Apart from the pictures, every line below is to be set down exactly.

----- The records -----

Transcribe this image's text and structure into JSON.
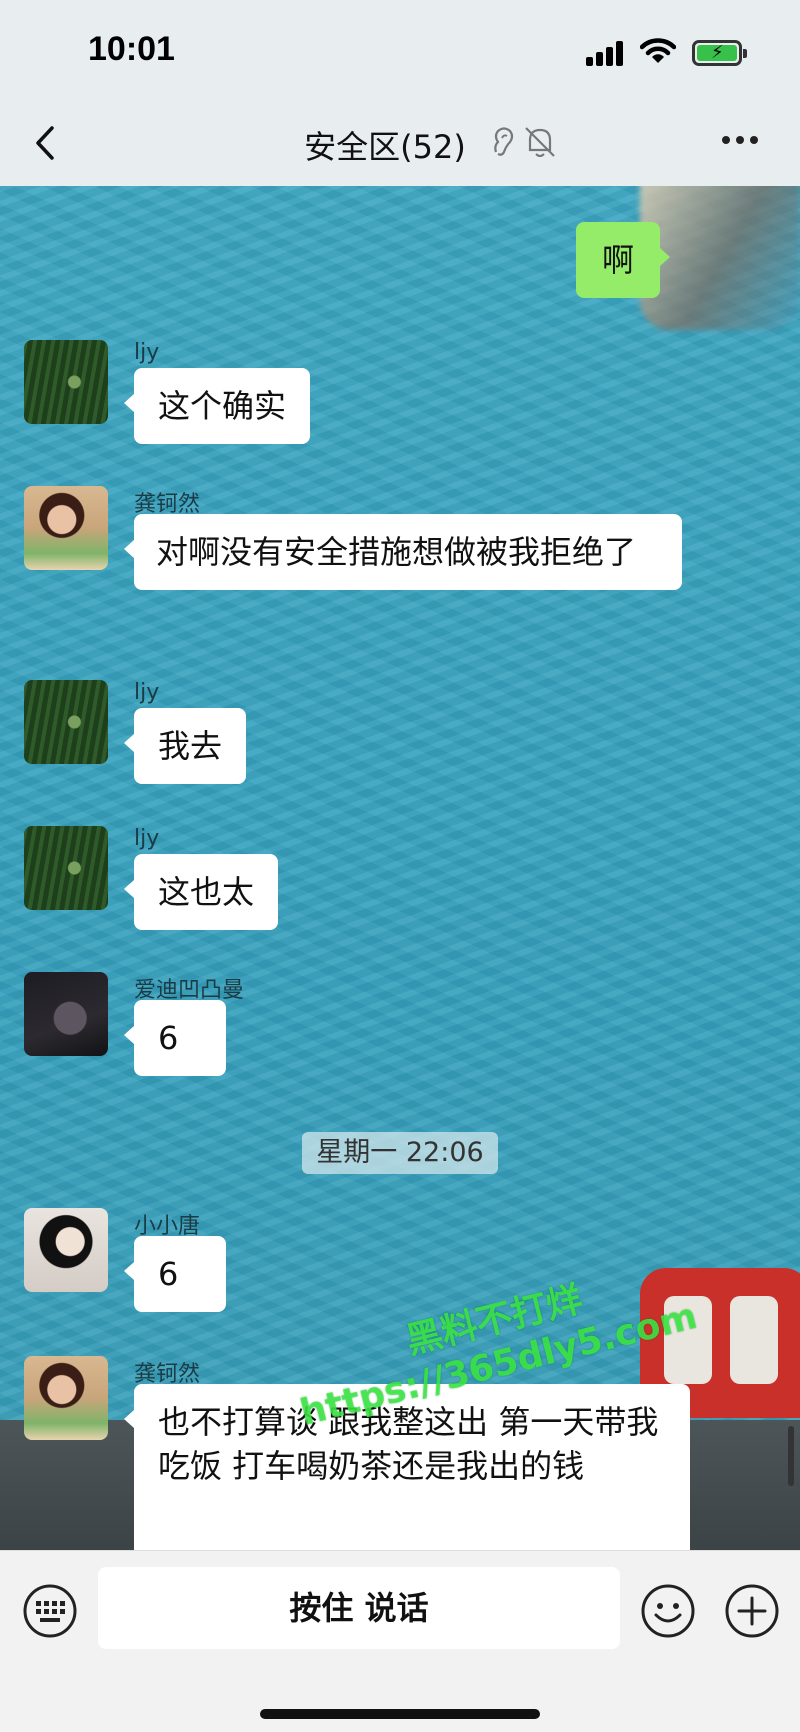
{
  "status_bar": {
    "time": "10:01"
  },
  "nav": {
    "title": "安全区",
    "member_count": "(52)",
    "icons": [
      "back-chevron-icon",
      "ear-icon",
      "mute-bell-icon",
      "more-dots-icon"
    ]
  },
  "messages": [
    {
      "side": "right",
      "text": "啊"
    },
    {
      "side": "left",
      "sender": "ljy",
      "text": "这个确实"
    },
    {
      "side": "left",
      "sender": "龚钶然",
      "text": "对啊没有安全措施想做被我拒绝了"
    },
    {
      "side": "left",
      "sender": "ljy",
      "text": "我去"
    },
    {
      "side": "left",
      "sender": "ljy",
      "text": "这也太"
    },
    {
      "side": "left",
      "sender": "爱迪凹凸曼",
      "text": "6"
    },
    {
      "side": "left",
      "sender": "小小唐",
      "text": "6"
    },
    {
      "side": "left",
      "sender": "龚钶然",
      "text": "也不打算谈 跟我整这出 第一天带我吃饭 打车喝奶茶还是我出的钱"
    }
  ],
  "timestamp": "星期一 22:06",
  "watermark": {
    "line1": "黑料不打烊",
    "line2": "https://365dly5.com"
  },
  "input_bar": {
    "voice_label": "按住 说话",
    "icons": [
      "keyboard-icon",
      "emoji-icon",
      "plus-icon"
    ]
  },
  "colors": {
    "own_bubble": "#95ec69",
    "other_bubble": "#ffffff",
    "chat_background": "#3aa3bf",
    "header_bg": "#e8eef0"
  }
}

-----

## Output for this exercise
Transcribe this image's text and structure into JSON.
{
  "status_bar": {
    "time": "10:01"
  },
  "nav": {
    "title": "安全区",
    "member_count": "(52)",
    "icons": [
      "back-chevron-icon",
      "ear-icon",
      "mute-bell-icon",
      "more-dots-icon"
    ]
  },
  "messages": [
    {
      "side": "right",
      "text": "啊"
    },
    {
      "side": "left",
      "sender": "ljy",
      "text": "这个确实"
    },
    {
      "side": "left",
      "sender": "龚钶然",
      "text": "对啊没有安全措施想做被我拒绝了"
    },
    {
      "side": "left",
      "sender": "ljy",
      "text": "我去"
    },
    {
      "side": "left",
      "sender": "ljy",
      "text": "这也太"
    },
    {
      "side": "left",
      "sender": "爱迪凹凸曼",
      "text": "6"
    },
    {
      "side": "left",
      "sender": "小小唐",
      "text": "6"
    },
    {
      "side": "left",
      "sender": "龚钶然",
      "text": "也不打算谈 跟我整这出 第一天带我吃饭 打车喝奶茶还是我出的钱"
    }
  ],
  "timestamp": "星期一 22:06",
  "watermark": {
    "line1": "黑料不打烊",
    "line2": "https://365dly5.com"
  },
  "input_bar": {
    "voice_label": "按住 说话",
    "icons": [
      "keyboard-icon",
      "emoji-icon",
      "plus-icon"
    ]
  },
  "colors": {
    "own_bubble": "#95ec69",
    "other_bubble": "#ffffff",
    "chat_background": "#3aa3bf",
    "header_bg": "#e8eef0"
  }
}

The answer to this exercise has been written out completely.